Temporal and spatial monitoring of eutrophication variables in CEMP.

Type: Report
Series: RO 38
Author: Philip Axe

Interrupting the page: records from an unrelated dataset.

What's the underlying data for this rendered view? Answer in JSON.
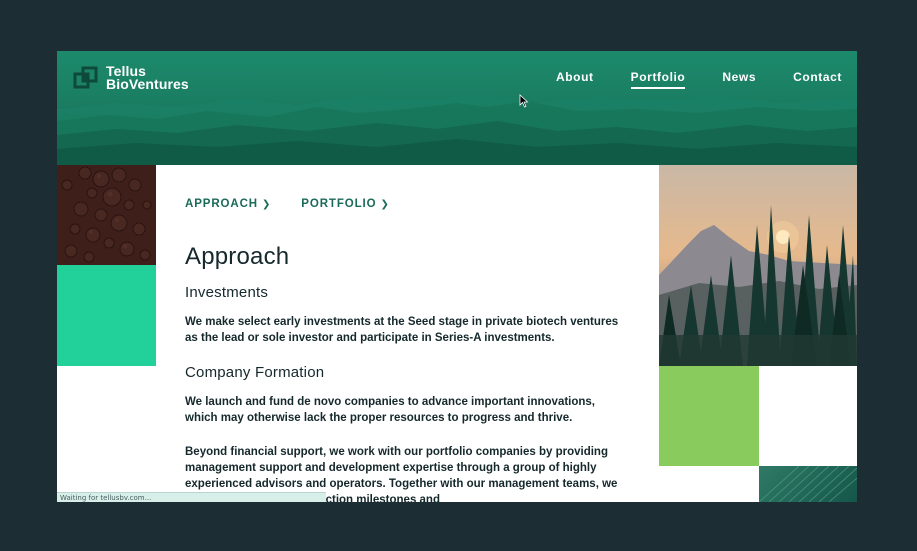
{
  "brand": {
    "line1": "Tellus",
    "line2": "BioVentures"
  },
  "nav": {
    "items": [
      {
        "label": "About",
        "active": false
      },
      {
        "label": "Portfolio",
        "active": true
      },
      {
        "label": "News",
        "active": false
      },
      {
        "label": "Contact",
        "active": false
      }
    ]
  },
  "subnav": {
    "approach": "APPROACH",
    "portfolio": "PORTFOLIO"
  },
  "main": {
    "title": "Approach",
    "investments_title": "Investments",
    "investments_text": "We make select early investments at the Seed stage in private biotech ventures as the lead or sole investor and participate in Series-A investments.",
    "formation_title": "Company Formation",
    "formation_text": "We launch and fund de novo companies to advance important innovations, which may otherwise lack the proper resources to progress and thrive.",
    "support_text": "Beyond financial support, we work with our portfolio companies by providing management support and development expertise through a group of highly experienced advisors and operators. Together with our management teams, we identify critical value inflection milestones and"
  },
  "status": {
    "text": "Waiting for tellusbv.com..."
  },
  "colors": {
    "background": "#1c2e33",
    "header": "#1a7d62",
    "accent_teal": "#22d199",
    "accent_green": "#8acb5e",
    "text": "#15282c",
    "link": "#1a6a58"
  },
  "icons": {
    "logo": "interlocking-squares-icon",
    "chevron": "chevron-right-icon",
    "cursor": "mouse-pointer-icon"
  }
}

The OSPAR Revised Eutrophication Monitoring Programme (ETG 05/3/Info.1-E) requests that nutrient "monitoring should include sufficient samples to confirm that the maximum winter nutrient concentration has been determined", while para. 7 of the Terms of Reference for the preparation of guidance on the spatial and temporal resolution of monitoring for nutrients and eutrophication effects (ICG 003) states that "there are at least nine different water types covered by the OSPAR Maritime Area"..."guidance must, therefore, be at least complex enough to cover each type with sufficient clarity to guide contracting parties in their evaluation of the temporal and spatial coverage required to adequately assess the relevant water body". This document summarises the national reports submitted to the OSPAR Intersessional Correspondence Group on Eutrophication Monitoring, and highlights common problems faced in the monitoring of (primarily) inorganic nutrients and chlorophyll. In addition, it presents tests of different approaches to solving the spatial and temporal sampling problems associated with delivering marine eutrophication data. Based on tests of model data, monthly sampling appears adequate to give a good estimate of annual mean concentrations. Buoy data suggests that this would not be sufficient where there is tidal variability. It was not possible to determine maximum concentrations through a practical ship sampling scheme, or by using extreme value statistics. The optimum sampling programme to observe rapid events is likely to be a combination of ferrybox systems, which appear to be reliable and give both good spatial and temporal coverage, combined with buoy observations. To ensure data of sufficient quality, these must be controlled against conventional research vessel observations. Research vessels still have a role in seasonal mapping, and in providing data of sufficient quality for trend analysis from a large area. This is likely to remain so, at least until technologies such as gliders and optical nutrient sensors become widely available and capable of delivering reliable, high quality data.